J.P. Morgan Global Manufacturing PMI gives an overview of the global manufacturing sector. It is based on monthly surveys of over 10,000 purchasing executives from 32 of the world's leading economies, including the U.S., Japan, Germany, France and China which together account for an estimated 89 percent of global manufacturing output. It reflects changes in global output, employment, new orders and prices. The Global Manufacturing PMI is seasonally adjusted at the national level to control for varying seasonal patterns in each country and is produced by J.P. Morgan and Markit Economics in association with ISM and the International Federation of Purchasing and supply Management (IFPSM).
Investors need to keep their fingers on the pulse of the economy because it dictates how various types of investments will perform. The J.P. Morgan Global Manufacturing PMI provides advance insight into the global manufacturing sector, which gives investors a better understanding of business conditions and valuable information about the economic backdrop of global markets. The stock market likes to see healthy economic growth because that generally translates to higher corporate profits. The bond market prefers less rapid growth and is extremely sensitive to whether the economy is growing too quickly and causing potential inflationary pressures. The PMI data are also used by many Central Banks to help make interest rate decisions.
The J.P. Morgan Global Manufacturing PMI data give a detailed look at the manufacturing sector including the pace of manufacturing growth and the direction of growth for this sector. Since the manufacturing sector is a major source of cyclical variability in the economy, this report has a big influence on the markets.

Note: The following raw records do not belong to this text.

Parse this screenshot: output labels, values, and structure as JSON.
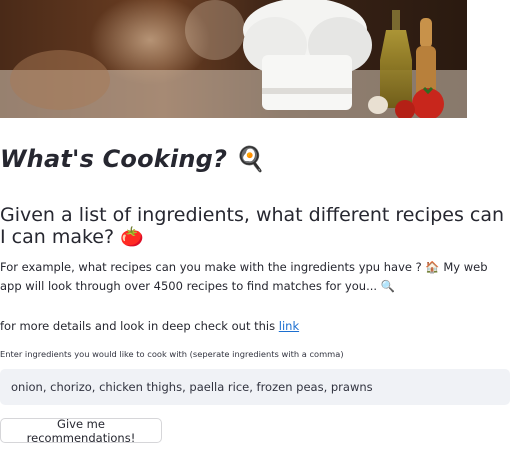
{
  "header": {
    "title": "What's Cooking?",
    "title_emoji": "🍳"
  },
  "intro": {
    "subtitle": "Given a list of ingredients, what different recipes can I can make?",
    "subtitle_emoji": "🍅",
    "description": "For example, what recipes can you make with the ingredients ypu have ? 🏠 My web app will look through over 4500 recipes to find matches for you... 🔍"
  },
  "details": {
    "text": "for more details and look in deep check out this",
    "link_label": "link"
  },
  "ingredients_input": {
    "label": "Enter ingredients you would like to cook with (seperate ingredients with a comma)",
    "value": "onion, chorizo, chicken thighs, paella rice, frozen peas, prawns"
  },
  "submit": {
    "label": "Give me recommendations!"
  },
  "colors": {
    "link": "#1c6fd0",
    "input_bg": "#f0f2f6",
    "text": "#262730"
  }
}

In addition, its sub-indexes provide a picture of output, employment, new orders and prices.